§ **PROBLEM TO SOLVE**
The answer must be an exact copy of every record.

#### RECORDS SUPPLIED

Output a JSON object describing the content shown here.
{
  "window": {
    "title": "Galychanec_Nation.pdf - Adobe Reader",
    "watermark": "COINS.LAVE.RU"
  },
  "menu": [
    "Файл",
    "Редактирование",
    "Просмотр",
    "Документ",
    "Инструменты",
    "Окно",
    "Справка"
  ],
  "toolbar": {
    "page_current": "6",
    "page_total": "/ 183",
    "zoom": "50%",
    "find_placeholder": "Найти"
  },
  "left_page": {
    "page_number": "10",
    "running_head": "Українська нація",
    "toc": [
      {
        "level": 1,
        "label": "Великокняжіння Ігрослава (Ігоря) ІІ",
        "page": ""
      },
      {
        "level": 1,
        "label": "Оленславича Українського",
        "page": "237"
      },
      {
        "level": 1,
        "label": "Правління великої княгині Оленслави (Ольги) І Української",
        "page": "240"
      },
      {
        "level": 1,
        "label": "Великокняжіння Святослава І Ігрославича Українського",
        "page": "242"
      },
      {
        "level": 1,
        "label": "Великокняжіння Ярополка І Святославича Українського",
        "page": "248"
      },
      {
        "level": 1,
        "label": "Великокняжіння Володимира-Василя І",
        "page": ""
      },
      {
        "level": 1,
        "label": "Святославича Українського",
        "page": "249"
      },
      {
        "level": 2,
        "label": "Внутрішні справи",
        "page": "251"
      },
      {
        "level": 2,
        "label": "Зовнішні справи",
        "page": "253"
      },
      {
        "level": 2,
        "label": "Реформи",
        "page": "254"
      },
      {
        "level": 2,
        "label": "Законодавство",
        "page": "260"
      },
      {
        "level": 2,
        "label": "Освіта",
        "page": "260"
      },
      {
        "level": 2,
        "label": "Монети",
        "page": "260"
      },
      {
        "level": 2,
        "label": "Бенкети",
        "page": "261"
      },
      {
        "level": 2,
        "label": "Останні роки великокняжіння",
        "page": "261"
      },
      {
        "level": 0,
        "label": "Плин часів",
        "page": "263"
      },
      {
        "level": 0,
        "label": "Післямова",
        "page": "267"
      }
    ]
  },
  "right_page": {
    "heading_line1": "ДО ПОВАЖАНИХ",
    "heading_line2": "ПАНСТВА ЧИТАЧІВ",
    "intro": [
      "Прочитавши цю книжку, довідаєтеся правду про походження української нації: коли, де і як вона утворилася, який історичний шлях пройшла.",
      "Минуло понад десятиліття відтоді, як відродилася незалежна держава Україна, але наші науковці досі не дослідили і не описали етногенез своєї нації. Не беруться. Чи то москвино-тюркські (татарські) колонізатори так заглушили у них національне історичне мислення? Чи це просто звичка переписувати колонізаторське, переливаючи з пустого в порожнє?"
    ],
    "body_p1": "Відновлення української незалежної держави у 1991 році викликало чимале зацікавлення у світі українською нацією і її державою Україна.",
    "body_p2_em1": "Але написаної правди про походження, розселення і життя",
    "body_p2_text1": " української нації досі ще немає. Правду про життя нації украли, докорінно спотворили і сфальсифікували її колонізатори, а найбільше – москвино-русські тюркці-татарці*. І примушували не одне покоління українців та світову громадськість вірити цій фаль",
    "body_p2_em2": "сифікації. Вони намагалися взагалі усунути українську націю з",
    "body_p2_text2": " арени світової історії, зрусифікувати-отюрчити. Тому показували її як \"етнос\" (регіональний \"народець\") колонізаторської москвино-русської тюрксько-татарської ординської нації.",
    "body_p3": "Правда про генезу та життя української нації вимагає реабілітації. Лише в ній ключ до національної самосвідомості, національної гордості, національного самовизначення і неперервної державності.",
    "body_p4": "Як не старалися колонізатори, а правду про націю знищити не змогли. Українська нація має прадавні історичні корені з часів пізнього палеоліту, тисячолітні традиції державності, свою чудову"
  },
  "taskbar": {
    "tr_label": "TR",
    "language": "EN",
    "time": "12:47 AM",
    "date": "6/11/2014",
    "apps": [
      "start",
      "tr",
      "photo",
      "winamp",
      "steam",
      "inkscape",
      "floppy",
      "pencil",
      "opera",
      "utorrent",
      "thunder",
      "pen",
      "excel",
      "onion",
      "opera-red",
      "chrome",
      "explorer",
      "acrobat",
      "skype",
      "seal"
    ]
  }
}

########

§ **TASK SOLUTION**
Output a JSON object describing the content shown here.
{
  "window": {
    "title": "Galychanec_Nation.pdf - Adobe Reader",
    "watermark": "COINS.LAVE.RU"
  },
  "menu": [
    "Файл",
    "Редактирование",
    "Просмотр",
    "Документ",
    "Инструменты",
    "Окно",
    "Справка"
  ],
  "toolbar": {
    "page_current": "6",
    "page_total": "/ 183",
    "zoom": "50%",
    "find_placeholder": "Найти"
  },
  "left_page": {
    "page_number": "10",
    "running_head": "Українська нація",
    "toc": [
      {
        "level": 1,
        "label": "Великокняжіння Ігрослава (Ігоря) ІІ",
        "page": ""
      },
      {
        "level": 1,
        "label": "Оленславича Українського",
        "page": "237"
      },
      {
        "level": 1,
        "label": "Правління великої княгині Оленслави (Ольги) І Української",
        "page": "240"
      },
      {
        "level": 1,
        "label": "Великокняжіння Святослава І Ігрославича Українського",
        "page": "242"
      },
      {
        "level": 1,
        "label": "Великокняжіння Ярополка І Святославича Українського",
        "page": "248"
      },
      {
        "level": 1,
        "label": "Великокняжіння Володимира-Василя І",
        "page": ""
      },
      {
        "level": 1,
        "label": "Святославича Українського",
        "page": "249"
      },
      {
        "level": 2,
        "label": "Внутрішні справи",
        "page": "251"
      },
      {
        "level": 2,
        "label": "Зовнішні справи",
        "page": "253"
      },
      {
        "level": 2,
        "label": "Реформи",
        "page": "254"
      },
      {
        "level": 2,
        "label": "Законодавство",
        "page": "260"
      },
      {
        "level": 2,
        "label": "Освіта",
        "page": "260"
      },
      {
        "level": 2,
        "label": "Монети",
        "page": "260"
      },
      {
        "level": 2,
        "label": "Бенкети",
        "page": "261"
      },
      {
        "level": 2,
        "label": "Останні роки великокняжіння",
        "page": "261"
      },
      {
        "level": 0,
        "label": "Плин часів",
        "page": "263"
      },
      {
        "level": 0,
        "label": "Післямова",
        "page": "267"
      }
    ]
  },
  "right_page": {
    "heading_line1": "ДО ПОВАЖАНИХ",
    "heading_line2": "ПАНСТВА ЧИТАЧІВ",
    "intro": [
      "Прочитавши цю книжку, довідаєтеся правду про походження української нації: коли, де і як вона утворилася, який історичний шлях пройшла.",
      "Минуло понад десятиліття відтоді, як відродилася незалежна держава Україна, але наші науковці досі не дослідили і не описали етногенез своєї нації. Не беруться. Чи то москвино-тюркські (татарські) колонізатори так заглушили у них національне історичне мислення? Чи це просто звичка переписувати колонізаторське, переливаючи з пустого в порожнє?"
    ],
    "body_p1": "Відновлення української незалежної держави у 1991 році викликало чимале зацікавлення у світі українською нацією і її державою Україна.",
    "body_p2_em1": "Але написаної правди про походження, розселення і життя",
    "body_p2_text1": " української нації досі ще немає. Правду про життя нації украли, докорінно спотворили і сфальсифікували її колонізатори, а найбільше – москвино-русські тюркці-татарці*. І примушували не одне покоління українців та світову громадськість вірити цій фаль",
    "body_p2_em2": "сифікації. Вони намагалися взагалі усунути українську націю з",
    "body_p2_text2": " арени світової історії, зрусифікувати-отюрчити. Тому показували її як \"етнос\" (регіональний \"народець\") колонізаторської москвино-русської тюрксько-татарської ординської нації.",
    "body_p3": "Правда про генезу та життя української нації вимагає реабілітації. Лише в ній ключ до національної самосвідомості, національної гордості, національного самовизначення і неперервної державності.",
    "body_p4": "Як не старалися колонізатори, а правду про націю знищити не змогли. Українська нація має прадавні історичні корені з часів пізнього палеоліту, тисячолітні традиції державності, свою чудову"
  },
  "taskbar": {
    "tr_label": "TR",
    "language": "EN",
    "time": "12:47 AM",
    "date": "6/11/2014",
    "apps": [
      "start",
      "tr",
      "photo",
      "winamp",
      "steam",
      "inkscape",
      "floppy",
      "pencil",
      "opera",
      "utorrent",
      "thunder",
      "pen",
      "excel",
      "onion",
      "opera-red",
      "chrome",
      "explorer",
      "acrobat",
      "skype",
      "seal"
    ]
  }
}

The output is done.